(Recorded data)
-*-*-
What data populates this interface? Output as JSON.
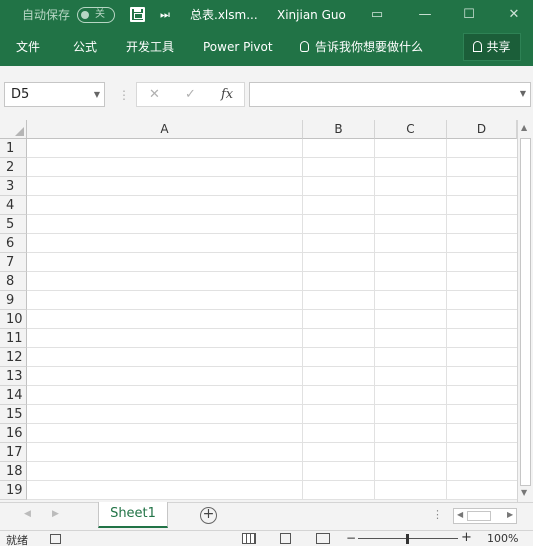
{
  "titlebar": {
    "autosave_label": "自动保存",
    "autosave_state": "关",
    "more_icon": "⏭",
    "filename": "总表.xlsm...",
    "username": "Xinjian Guo",
    "ribbon_display_icon": "▭",
    "minimize_icon": "—",
    "maximize_icon": "☐",
    "close_icon": "✕"
  },
  "ribbon": {
    "tabs": [
      "文件",
      "公式",
      "开发工具",
      "Power Pivot"
    ],
    "tell_me": "告诉我你想要做什么",
    "share": "共享"
  },
  "formula_bar": {
    "name_box": "D5",
    "cancel_icon": "✕",
    "enter_icon": "✓",
    "fx_icon": "fx",
    "formula": ""
  },
  "grid": {
    "columns": [
      "A",
      "B",
      "C",
      "D"
    ],
    "rows": [
      "1",
      "2",
      "3",
      "4",
      "5",
      "6",
      "7",
      "8",
      "9",
      "10",
      "11",
      "12",
      "13",
      "14",
      "15",
      "16",
      "17",
      "18",
      "19"
    ]
  },
  "sheets": {
    "tabs": [
      "Sheet1"
    ],
    "active": "Sheet1",
    "add_icon": "+"
  },
  "statusbar": {
    "status": "就绪",
    "zoom_minus": "−",
    "zoom_plus": "+",
    "zoom": "100%"
  },
  "colors": {
    "brand": "#217346",
    "grid_line": "#e1e1e1"
  }
}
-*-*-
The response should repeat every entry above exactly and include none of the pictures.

What data populates this interface? Output as JSON.
{
  "titlebar": {
    "autosave_label": "自动保存",
    "autosave_state": "关",
    "more_icon": "⏭",
    "filename": "总表.xlsm...",
    "username": "Xinjian Guo",
    "ribbon_display_icon": "▭",
    "minimize_icon": "—",
    "maximize_icon": "☐",
    "close_icon": "✕"
  },
  "ribbon": {
    "tabs": [
      "文件",
      "公式",
      "开发工具",
      "Power Pivot"
    ],
    "tell_me": "告诉我你想要做什么",
    "share": "共享"
  },
  "formula_bar": {
    "name_box": "D5",
    "cancel_icon": "✕",
    "enter_icon": "✓",
    "fx_icon": "fx",
    "formula": ""
  },
  "grid": {
    "columns": [
      "A",
      "B",
      "C",
      "D"
    ],
    "rows": [
      "1",
      "2",
      "3",
      "4",
      "5",
      "6",
      "7",
      "8",
      "9",
      "10",
      "11",
      "12",
      "13",
      "14",
      "15",
      "16",
      "17",
      "18",
      "19"
    ]
  },
  "sheets": {
    "tabs": [
      "Sheet1"
    ],
    "active": "Sheet1",
    "add_icon": "+"
  },
  "statusbar": {
    "status": "就绪",
    "zoom_minus": "−",
    "zoom_plus": "+",
    "zoom": "100%"
  },
  "colors": {
    "brand": "#217346",
    "grid_line": "#e1e1e1"
  }
}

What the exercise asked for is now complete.